The Conspirator follows the tale of a lawyer’s defence of Mary Surratt, one of the seven people accused of conspiring against and murdering American President Abraham Lincoln. Surratt, mother of one of the conspirators, ran a boarding house which was a focal meeting point in the plot to kidnap Lincoln. In The Conspirator war hero lawyer, Frederick Aiken, defends Surratt’s innocence in 1865 Washington.

Robin Wright and James McAvoy put in stellar performances in their lead roles. Wright quietly displays a multitude of emotions with confidence and poise. Her performance of this complex character is believable and interesting. McAvoy gives an impassioned performance, full of gusto, as is to be expected from the talented Scottish actor. The struggle both characters incur brings the story up a notch, with Aiken torn by what he believes and what he should do and Surratt morally struggling. Had there not been this internal battle, the story would have been stagnant and played out like a one scene play.

Justin Long and Alexis Bledel put in brave performances as supporting actors but just miss the mark slightly. The two lack the control of the main cast and seem slightly out of place. The performance of Evan Rachel Wood, as Surratt’s daughter, was far more impressive with considerably less screen time.

"It wasn’t so much about whether she was guilty or innocent, it’s about how she was treated and why was the Military Commission not a civil trial" Wright states in interviews adding that it is "about the justice system and how corrupt it is."

Redford clearly wanted to focus on the story within the story, with Wilkes Booth, Lincoln’s true killer, only featured for minutes.

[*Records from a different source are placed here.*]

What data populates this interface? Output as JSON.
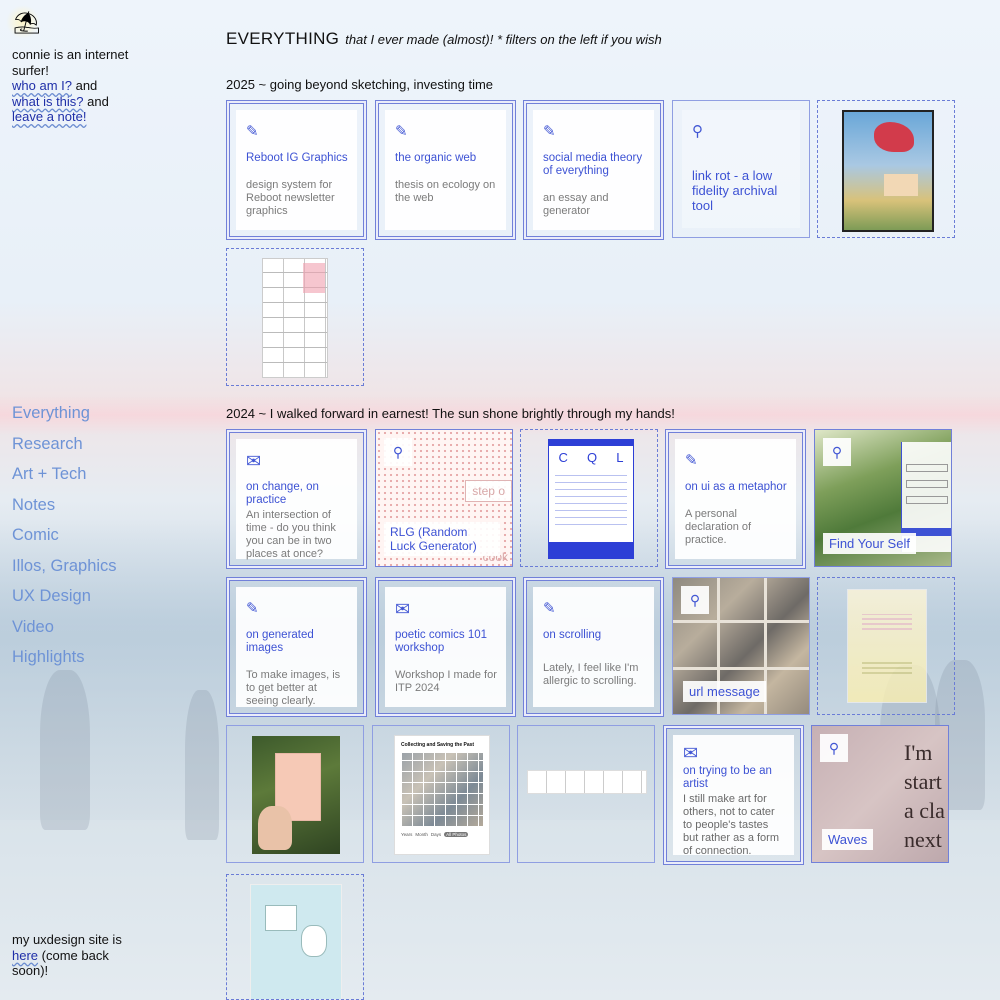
{
  "sidebar": {
    "intro_text": "connie is an internet surfer!",
    "link_who": "who am I?",
    "link_what": "what is this?",
    "link_note": "leave a note!",
    "and_1": " and",
    "and_2": " and",
    "nav": [
      "Everything",
      "Research",
      "Art + Tech",
      "Notes",
      "Comic",
      "Illos, Graphics",
      "UX Design",
      "Video",
      "Highlights"
    ],
    "footer_prefix": "my uxdesign site is",
    "footer_link": "here",
    "footer_suffix": " (come back soon)!"
  },
  "header": {
    "title": "EVERYTHING",
    "subtitle": "that I ever made (almost)! * filters on the left if you wish"
  },
  "sections": {
    "s2025": "2025 ~ going beyond sketching, investing time",
    "s2024": "2024 ~ I walked forward in earnest! The sun shone brightly through my hands!"
  },
  "icons": {
    "pencil": "pencil-icon",
    "pin": "pin-icon",
    "mail": "mail-icon",
    "umbrella": "beach-umbrella-icon"
  },
  "cards": {
    "reboot": {
      "title": "Reboot IG Graphics",
      "desc": "design system for Reboot newsletter graphics"
    },
    "organic": {
      "title": "the organic web",
      "desc": "thesis on ecology on the web"
    },
    "smt": {
      "title": "social media theory of everything",
      "desc": "an essay and generator"
    },
    "linkrot": {
      "title": "link rot - a low fidelity archival tool"
    },
    "change": {
      "title": "on change, on practice",
      "desc": "An intersection of time - do you think you can be in two places at once?"
    },
    "rlg": {
      "title": "RLG (Random Luck Generator)",
      "overlay1": "step o",
      "overlay2": "cook"
    },
    "cql": {
      "letters": [
        "C",
        "Q",
        "L"
      ]
    },
    "ui": {
      "title": "on ui as a metaphor",
      "desc": "A personal declaration of practice."
    },
    "findself": {
      "title": "Find Your Self"
    },
    "generated": {
      "title": "on generated images",
      "desc": "To make images, is to get better at seeing clearly."
    },
    "poetic": {
      "title": "poetic comics 101 workshop",
      "desc": "Workshop I made for ITP 2024"
    },
    "scrolling": {
      "title": "on scrolling",
      "desc": "Lately, I feel like I'm allergic to scrolling."
    },
    "url": {
      "title": "url message"
    },
    "collecting": {
      "heading": "Collecting and Saving the Past",
      "tabs": [
        "Years",
        "Month",
        "Days",
        "All Photos"
      ]
    },
    "artist": {
      "title": "on trying to be an artist",
      "desc": "I still make art for others, not to cater to people's tastes but rather as a form of connection."
    },
    "waves": {
      "title": "Waves",
      "bigtext": [
        "I'm",
        "start",
        "a cla",
        "next"
      ]
    }
  },
  "colors": {
    "accent": "#3d52d4",
    "border": "#7180d9",
    "nav": "#6e93d6"
  }
}
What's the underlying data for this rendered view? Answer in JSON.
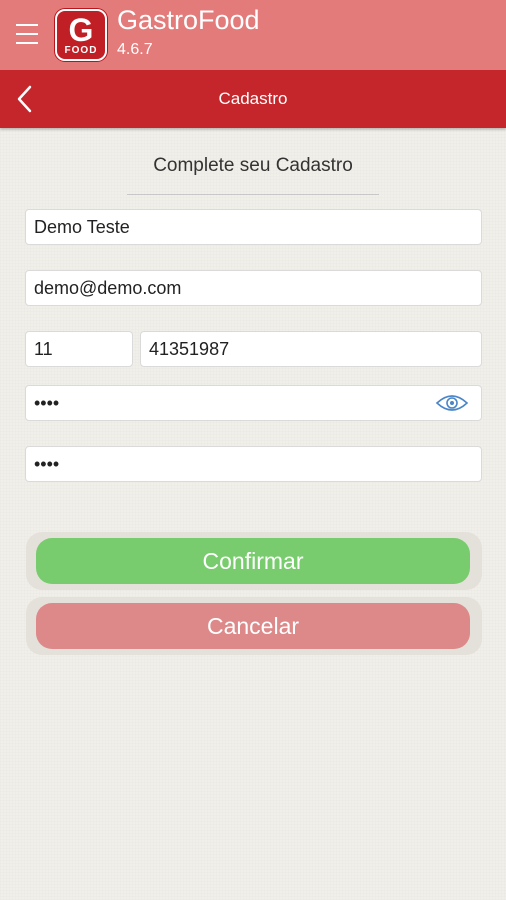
{
  "header": {
    "app_name": "GastroFood",
    "version": "4.6.7",
    "logo_letter": "G",
    "logo_word": "FOOD",
    "color": "#e37b7b"
  },
  "navbar": {
    "title": "Cadastro",
    "color": "#c4262b"
  },
  "form": {
    "title": "Complete seu Cadastro",
    "name_value": "Demo Teste",
    "email_value": "demo@demo.com",
    "area_code_value": "11",
    "phone_value": "41351987",
    "password_value": "••••",
    "confirm_password_value": "••••"
  },
  "buttons": {
    "confirm_label": "Confirmar",
    "cancel_label": "Cancelar",
    "confirm_color": "#78cc6e",
    "cancel_color": "#de8989"
  },
  "icons": {
    "menu": "hamburger-menu-icon",
    "back": "chevron-left-icon",
    "eye": "eye-icon"
  }
}
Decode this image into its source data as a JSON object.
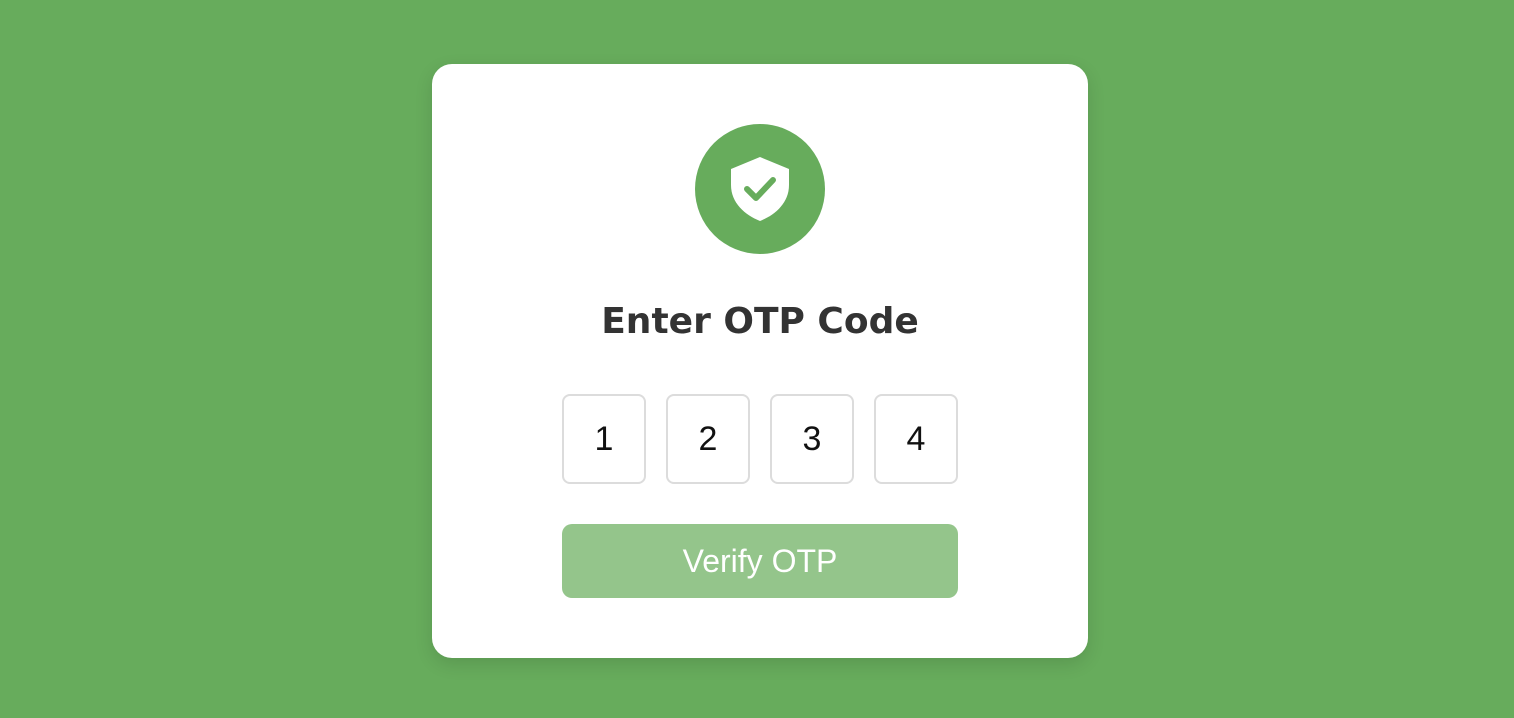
{
  "colors": {
    "background": "#67ac5c",
    "card": "#ffffff",
    "accent": "#67ac5c",
    "button": "#94c58b",
    "title_text": "#333333",
    "input_border": "#dcdcdc"
  },
  "header": {
    "icon": "shield-check-icon",
    "title": "Enter OTP Code"
  },
  "otp": {
    "digits": [
      "1",
      "2",
      "3",
      "4"
    ]
  },
  "actions": {
    "verify_label": "Verify OTP"
  }
}
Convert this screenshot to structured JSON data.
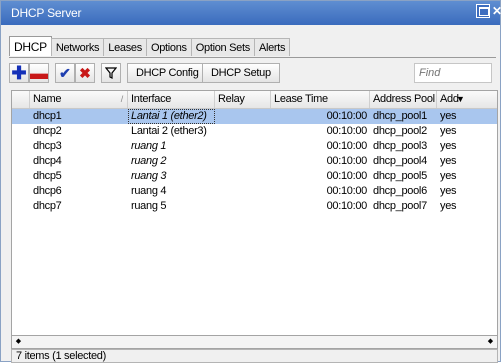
{
  "window": {
    "title": "DHCP Server"
  },
  "tabs": [
    "DHCP",
    "Networks",
    "Leases",
    "Options",
    "Option Sets",
    "Alerts"
  ],
  "toolbar": {
    "dhcp_config": "DHCP Config",
    "dhcp_setup": "DHCP Setup",
    "find_placeholder": "Find"
  },
  "table": {
    "columns": [
      "Name",
      "Interface",
      "Relay",
      "Lease Time",
      "Address Pool",
      "Add"
    ],
    "rows": [
      {
        "name": "dhcp1",
        "interface": "Lantai 1 (ether2)",
        "relay": "",
        "lease_time": "00:10:00",
        "address_pool": "dhcp_pool1",
        "add": "yes",
        "selected": true,
        "italic": true
      },
      {
        "name": "dhcp2",
        "interface": "Lantai 2 (ether3)",
        "relay": "",
        "lease_time": "00:10:00",
        "address_pool": "dhcp_pool2",
        "add": "yes",
        "selected": false,
        "italic": false
      },
      {
        "name": "dhcp3",
        "interface": "ruang 1",
        "relay": "",
        "lease_time": "00:10:00",
        "address_pool": "dhcp_pool3",
        "add": "yes",
        "selected": false,
        "italic": true
      },
      {
        "name": "dhcp4",
        "interface": "ruang 2",
        "relay": "",
        "lease_time": "00:10:00",
        "address_pool": "dhcp_pool4",
        "add": "yes",
        "selected": false,
        "italic": true
      },
      {
        "name": "dhcp5",
        "interface": "ruang 3",
        "relay": "",
        "lease_time": "00:10:00",
        "address_pool": "dhcp_pool5",
        "add": "yes",
        "selected": false,
        "italic": true
      },
      {
        "name": "dhcp6",
        "interface": "ruang 4",
        "relay": "",
        "lease_time": "00:10:00",
        "address_pool": "dhcp_pool6",
        "add": "yes",
        "selected": false,
        "italic": false
      },
      {
        "name": "dhcp7",
        "interface": "ruang 5",
        "relay": "",
        "lease_time": "00:10:00",
        "address_pool": "dhcp_pool7",
        "add": "yes",
        "selected": false,
        "italic": false
      }
    ]
  },
  "status": {
    "text": "7 items (1 selected)"
  },
  "colors": {
    "titlebar": "#3a6bbd",
    "selection": "#a9c6ee",
    "add_icon": "#1430b8",
    "remove_icon": "#c81818"
  },
  "icons": [
    "add-icon",
    "remove-icon",
    "enable-icon",
    "disable-icon",
    "filter-icon",
    "sort-icon",
    "scroll-left-icon",
    "scroll-right-icon"
  ]
}
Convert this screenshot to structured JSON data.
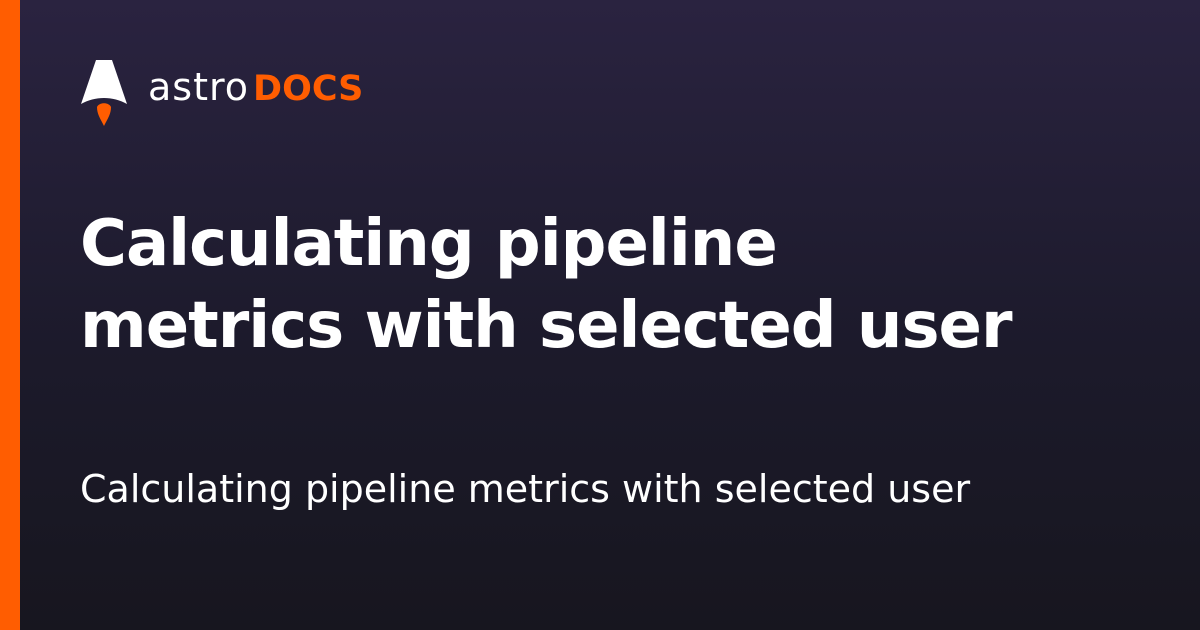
{
  "brand": {
    "name": "astro",
    "product": "DOCS",
    "accent_color": "#ff5d01",
    "icon": "astro-rocket-icon"
  },
  "page": {
    "title": "Calculating pipeline metrics with selected user",
    "description": "Calculating pipeline metrics with selected user"
  },
  "colors": {
    "background": "#1c1a2b",
    "text": "#ffffff",
    "accent": "#ff5d01"
  }
}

Redford has a unique viewpoint and, though the story could drag for some viewers, the cinematography is compelling. Cold, tense and often eerie are the dusty courtroom, the barren battlefields and the chilling sight of gallows. He delivers a little-known story to the masses in a heavy period drama that manages to stay afloat and entertain until the last minute.

Patrick Hanlon